__Aim of the exercise__
The lines to copy are those holding the string "JSON" in the entries below.

[Source records]
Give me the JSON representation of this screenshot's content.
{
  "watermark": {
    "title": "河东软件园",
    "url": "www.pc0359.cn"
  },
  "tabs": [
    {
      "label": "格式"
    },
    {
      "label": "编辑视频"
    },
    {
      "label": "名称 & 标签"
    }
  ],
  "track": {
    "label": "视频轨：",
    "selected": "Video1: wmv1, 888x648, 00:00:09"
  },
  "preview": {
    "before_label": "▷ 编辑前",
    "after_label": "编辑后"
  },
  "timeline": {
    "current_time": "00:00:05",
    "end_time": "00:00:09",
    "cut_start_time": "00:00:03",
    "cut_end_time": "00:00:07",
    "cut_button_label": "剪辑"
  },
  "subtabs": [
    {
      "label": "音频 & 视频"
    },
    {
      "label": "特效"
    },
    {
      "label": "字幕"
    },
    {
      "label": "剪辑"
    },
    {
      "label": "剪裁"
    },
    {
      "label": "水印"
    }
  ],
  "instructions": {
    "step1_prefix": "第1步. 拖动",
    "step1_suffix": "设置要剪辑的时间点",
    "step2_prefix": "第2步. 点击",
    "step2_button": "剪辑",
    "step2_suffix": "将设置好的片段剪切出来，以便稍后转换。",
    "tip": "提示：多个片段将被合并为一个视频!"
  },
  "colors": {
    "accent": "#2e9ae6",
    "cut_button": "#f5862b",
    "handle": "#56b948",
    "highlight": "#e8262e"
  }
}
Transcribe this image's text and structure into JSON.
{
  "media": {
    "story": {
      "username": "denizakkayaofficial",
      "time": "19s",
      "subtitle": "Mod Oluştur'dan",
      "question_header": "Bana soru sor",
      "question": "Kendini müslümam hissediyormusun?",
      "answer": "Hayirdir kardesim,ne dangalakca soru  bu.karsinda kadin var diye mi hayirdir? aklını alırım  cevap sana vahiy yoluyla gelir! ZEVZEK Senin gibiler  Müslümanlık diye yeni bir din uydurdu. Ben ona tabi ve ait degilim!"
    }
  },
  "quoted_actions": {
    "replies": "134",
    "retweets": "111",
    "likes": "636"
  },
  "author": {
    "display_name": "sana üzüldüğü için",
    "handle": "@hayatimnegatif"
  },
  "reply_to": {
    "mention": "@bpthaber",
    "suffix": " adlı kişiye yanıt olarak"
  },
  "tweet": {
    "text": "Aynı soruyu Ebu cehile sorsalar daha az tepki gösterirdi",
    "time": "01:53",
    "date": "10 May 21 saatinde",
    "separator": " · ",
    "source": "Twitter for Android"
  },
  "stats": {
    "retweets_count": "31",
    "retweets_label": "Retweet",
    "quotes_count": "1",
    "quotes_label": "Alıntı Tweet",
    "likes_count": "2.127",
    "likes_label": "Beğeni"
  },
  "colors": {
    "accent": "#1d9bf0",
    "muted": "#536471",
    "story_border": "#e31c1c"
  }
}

__Response box__
Give me the JSON representation of this screenshot's content.
Transcribe this image's text and structure into JSON.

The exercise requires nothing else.